Above ground the city is busy and bustling

The enormous cistern was forgotten for centuries and only accidently rediscovered by the Frenchman Peter Gyllius in 1545.

The Basilica Cistern was restored in 1985

Urban explorer and ‘dark tourist’ Darmon Richter investigated the city’s cisterns for himself in 2015.

Platforms were built to replace the boats once used to tour the cistern
The Medusa heads were recycled from an ancient Roman building

He said: "Istanbul has a lot of Roman architecture to see, but most of the structures above ground are surrounded by modern buildings.

"The 4th Century Valens Aqueduct, for example, now has a six-lane highway going between its arches!

The cistern is quiet during off-peak tourist times

"I was really interested to see the cisterns because it gave me a chance to get away from the chaos of the modern city – and in the silence, underground, it’s much easier to get lost in the city’s past."

The cistern is capable of holding 100,000 tons of water

Although capable of holding 100,000 tonnes of water, after reconstruction in the 1980’s, the cistern now only contains a few feet of water; filled with fish and tourist’s wishing pennies.

Damon said: "As well as visiting the popular cisterns, I really enjoyed just walking around the older areas of the city and finding parts of ancient walls, entrances to tunnels, and little clues to the massive underground structures which still hide beneath the surface of Istanbul.

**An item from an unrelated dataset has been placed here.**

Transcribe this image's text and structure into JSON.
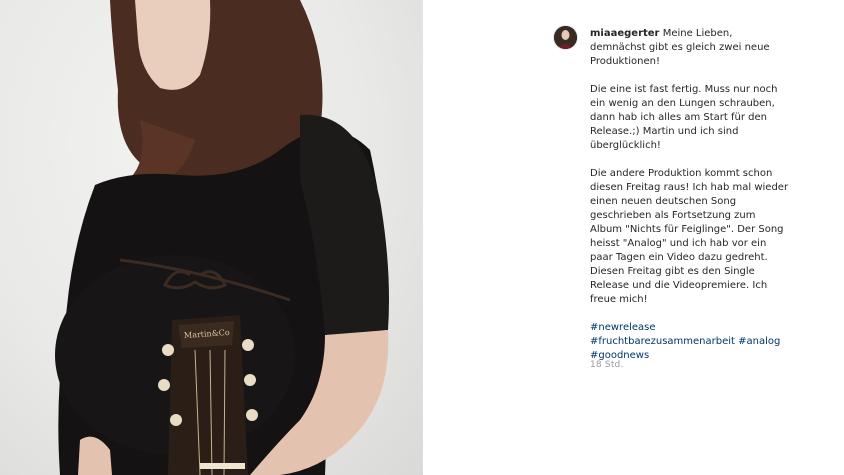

The cistern was used as a location for the 1963 James Bond film

"One time I got talking to a local, and he gave me an unofficial tour of some Byzantine tunnels near the waterfront. The entrance was completely unsealed... you just needed to know where to look.”

See more of Darmon Richter’s explorations at